- AVAILABLE DATA
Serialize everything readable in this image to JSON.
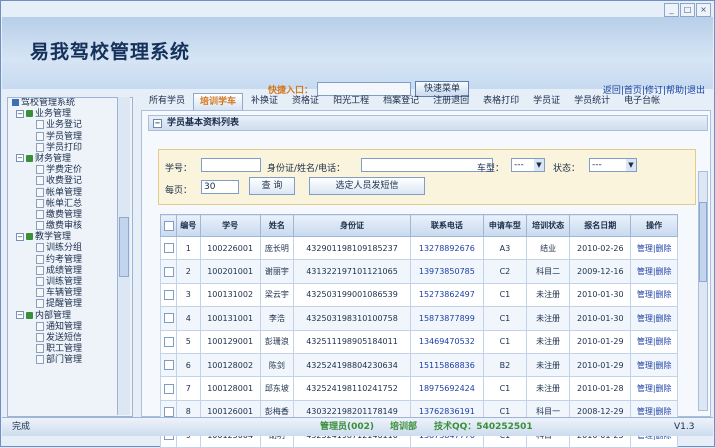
{
  "app": {
    "title": "易我驾校管理系统"
  },
  "quick": {
    "label": "快捷入口：",
    "value": "",
    "button": "快速菜单"
  },
  "toplinks": "返回|首页|修订|帮助|退出",
  "sidebar": {
    "items": [
      {
        "type": "root",
        "label": "驾校管理系统"
      },
      {
        "type": "group",
        "label": "业务管理"
      },
      {
        "type": "leaf",
        "label": "业务登记"
      },
      {
        "type": "leaf",
        "label": "学员管理"
      },
      {
        "type": "leaf",
        "label": "学员打印"
      },
      {
        "type": "group",
        "label": "财务管理"
      },
      {
        "type": "leaf",
        "label": "学费定价"
      },
      {
        "type": "leaf",
        "label": "收费登记"
      },
      {
        "type": "leaf",
        "label": "帐单管理"
      },
      {
        "type": "leaf",
        "label": "帐单汇总"
      },
      {
        "type": "leaf",
        "label": "缴费管理"
      },
      {
        "type": "leaf",
        "label": "缴费审核"
      },
      {
        "type": "group",
        "label": "教学管理"
      },
      {
        "type": "leaf",
        "label": "训练分组"
      },
      {
        "type": "leaf",
        "label": "约考管理"
      },
      {
        "type": "leaf",
        "label": "成绩管理"
      },
      {
        "type": "leaf",
        "label": "训练管理"
      },
      {
        "type": "leaf",
        "label": "车辆管理"
      },
      {
        "type": "leaf",
        "label": "提醒管理"
      },
      {
        "type": "group",
        "label": "内部管理"
      },
      {
        "type": "leaf",
        "label": "通知管理"
      },
      {
        "type": "leaf",
        "label": "发送短信"
      },
      {
        "type": "leaf",
        "label": "职工管理"
      },
      {
        "type": "leaf",
        "label": "部门管理"
      }
    ]
  },
  "tabs": [
    "所有学员",
    "培训学车",
    "补换证",
    "资格证",
    "阳光工程",
    "档案登记",
    "注册退回",
    "表格打印",
    "学员证",
    "学员统计",
    "电子台帐"
  ],
  "panel": {
    "title": "学员基本资料列表"
  },
  "search": {
    "student_no_label": "学号：",
    "id_label": "身份证/姓名/电话：",
    "car_type_label": "车型：",
    "car_type_value": "---",
    "status_label": "状态：",
    "status_value": "---",
    "per_page_label": "每页：",
    "per_page_value": "30",
    "query_button": "查 询",
    "sms_button": "选定人员发短信"
  },
  "table": {
    "headers": [
      "",
      "编号",
      "学号",
      "姓名",
      "身份证",
      "联系电话",
      "申请车型",
      "培训状态",
      "报名日期",
      "操作"
    ],
    "rows": [
      {
        "no": "1",
        "sid": "100226001",
        "name": "庞长明",
        "idcard": "432901198109185237",
        "phone": "13278892676",
        "car": "A3",
        "status": "结业",
        "date": "2010-02-26"
      },
      {
        "no": "2",
        "sid": "100201001",
        "name": "谢丽宇",
        "idcard": "431322197101121065",
        "phone": "13973850785",
        "car": "C2",
        "status": "科目二",
        "date": "2009-12-16"
      },
      {
        "no": "3",
        "sid": "100131002",
        "name": "梁云宇",
        "idcard": "432503199001086539",
        "phone": "15273862497",
        "car": "C1",
        "status": "未注册",
        "date": "2010-01-30"
      },
      {
        "no": "4",
        "sid": "100131001",
        "name": "李浩",
        "idcard": "432503198310100758",
        "phone": "15873877899",
        "car": "C1",
        "status": "未注册",
        "date": "2010-01-30"
      },
      {
        "no": "5",
        "sid": "100129001",
        "name": "彭珊浪",
        "idcard": "432511198905184011",
        "phone": "13469470532",
        "car": "C1",
        "status": "未注册",
        "date": "2010-01-29"
      },
      {
        "no": "6",
        "sid": "100128002",
        "name": "陈剑",
        "idcard": "432524198804230634",
        "phone": "15115868836",
        "car": "B2",
        "status": "未注册",
        "date": "2010-01-29"
      },
      {
        "no": "7",
        "sid": "100128001",
        "name": "邱东坡",
        "idcard": "432524198110241752",
        "phone": "18975692424",
        "car": "C1",
        "status": "未注册",
        "date": "2010-01-28"
      },
      {
        "no": "8",
        "sid": "100126001",
        "name": "彭梅香",
        "idcard": "430322198201178149",
        "phone": "13762836191",
        "car": "C1",
        "status": "科目一",
        "date": "2008-12-29"
      },
      {
        "no": "9",
        "sid": "100125004",
        "name": "胡明",
        "idcard": "432524198712146110",
        "phone": "13873847776",
        "car": "C1",
        "status": "科目一",
        "date": "2010-01-25"
      }
    ],
    "op_edit": "管理",
    "op_delete": "删除"
  },
  "status": {
    "left": "完成",
    "user": "管理员(002)",
    "dept": "培训部",
    "support": "技术QQ：540252501",
    "version": "V1.3"
  }
}
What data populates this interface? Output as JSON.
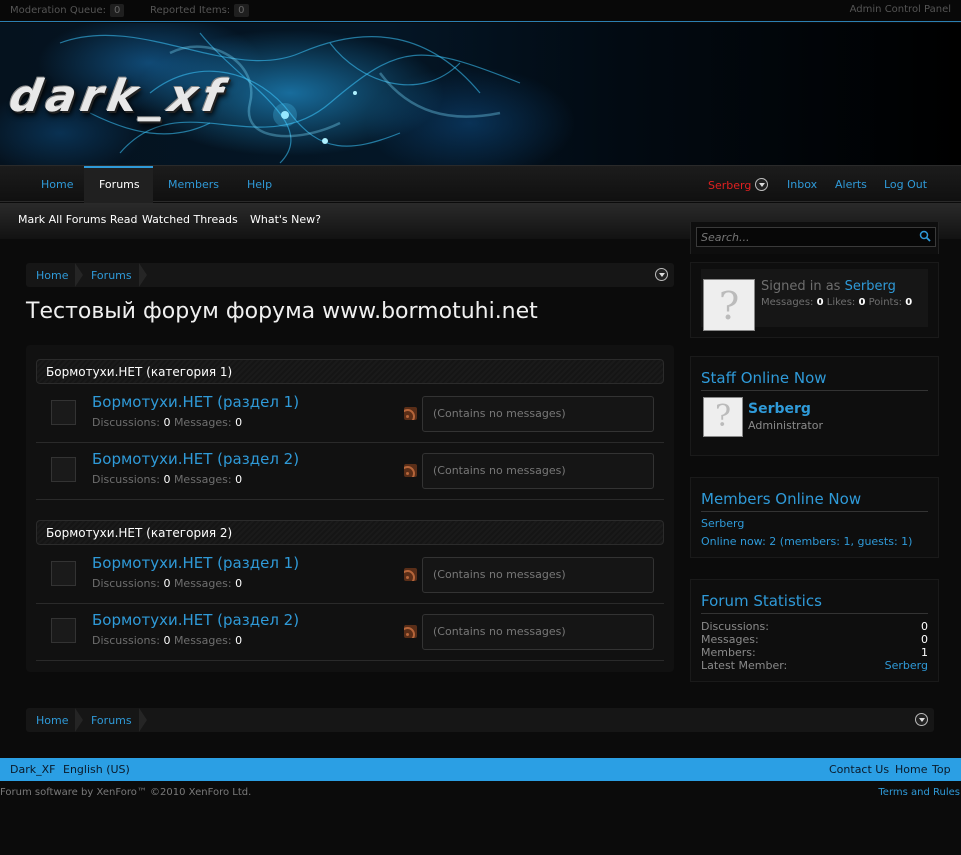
{
  "admin_bar": {
    "moderation_label": "Moderation Queue:",
    "moderation_count": "0",
    "reported_label": "Reported Items:",
    "reported_count": "0",
    "acp_label": "Admin Control Panel"
  },
  "header": {
    "logo_text": "dark_xf"
  },
  "nav": {
    "tabs": [
      {
        "label": "Home"
      },
      {
        "label": "Forums",
        "active": true
      },
      {
        "label": "Members"
      },
      {
        "label": "Help"
      }
    ],
    "username": "Serberg",
    "inbox": "Inbox",
    "alerts": "Alerts",
    "logout": "Log Out"
  },
  "subnav": {
    "items": [
      {
        "label": "Mark All Forums Read"
      },
      {
        "label": "Watched Threads"
      },
      {
        "label": "What's New?"
      }
    ]
  },
  "search": {
    "placeholder": "Search..."
  },
  "breadcrumb": {
    "items": [
      {
        "label": "Home"
      },
      {
        "label": "Forums"
      }
    ]
  },
  "page_title": "Тестовый форум форума www.bormotuhi.net",
  "categories": [
    {
      "title": "Бормотухи.НЕТ (категория 1)",
      "forums": [
        {
          "title": "Бормотухи.НЕТ (раздел 1)",
          "discussions_label": "Discussions:",
          "discussions": "0",
          "messages_label": "Messages:",
          "messages": "0",
          "last_post": "(Contains no messages)"
        },
        {
          "title": "Бормотухи.НЕТ (раздел 2)",
          "discussions_label": "Discussions:",
          "discussions": "0",
          "messages_label": "Messages:",
          "messages": "0",
          "last_post": "(Contains no messages)"
        }
      ]
    },
    {
      "title": "Бормотухи.НЕТ (категория 2)",
      "forums": [
        {
          "title": "Бормотухи.НЕТ (раздел 1)",
          "discussions_label": "Discussions:",
          "discussions": "0",
          "messages_label": "Messages:",
          "messages": "0",
          "last_post": "(Contains no messages)"
        },
        {
          "title": "Бормотухи.НЕТ (раздел 2)",
          "discussions_label": "Discussions:",
          "discussions": "0",
          "messages_label": "Messages:",
          "messages": "0",
          "last_post": "(Contains no messages)"
        }
      ]
    }
  ],
  "sidebar": {
    "visitor": {
      "signed_in_label": "Signed in as",
      "username": "Serberg",
      "messages_label": "Messages:",
      "messages": "0",
      "likes_label": "Likes:",
      "likes": "0",
      "points_label": "Points:",
      "points": "0"
    },
    "staff": {
      "heading": "Staff Online Now",
      "username": "Serberg",
      "role": "Administrator"
    },
    "members_online": {
      "heading": "Members Online Now",
      "user": "Serberg",
      "summary": "Online now: 2 (members: 1, guests: 1)"
    },
    "stats": {
      "heading": "Forum Statistics",
      "rows": [
        {
          "label": "Discussions:",
          "value": "0"
        },
        {
          "label": "Messages:",
          "value": "0"
        },
        {
          "label": "Members:",
          "value": "1"
        },
        {
          "label": "Latest Member:",
          "value": "Serberg"
        }
      ]
    }
  },
  "footer": {
    "style": "Dark_XF",
    "language": "English (US)",
    "contact": "Contact Us",
    "home": "Home",
    "top": "Top",
    "copyright": "Forum software by XenForo™ ©2010 XenForo Ltd.",
    "terms": "Terms and Rules"
  },
  "colors": {
    "accent": "#2f9ad8",
    "footer_bar": "#2b9fe4",
    "username_red": "#e02020",
    "background": "#0b0b0b"
  }
}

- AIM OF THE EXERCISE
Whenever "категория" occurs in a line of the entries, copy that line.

- ANSWER TO THE PROBLEM
      "title": "Бормотухи.НЕТ (категория 1)",
      "title": "Бормотухи.НЕТ (категория 2)",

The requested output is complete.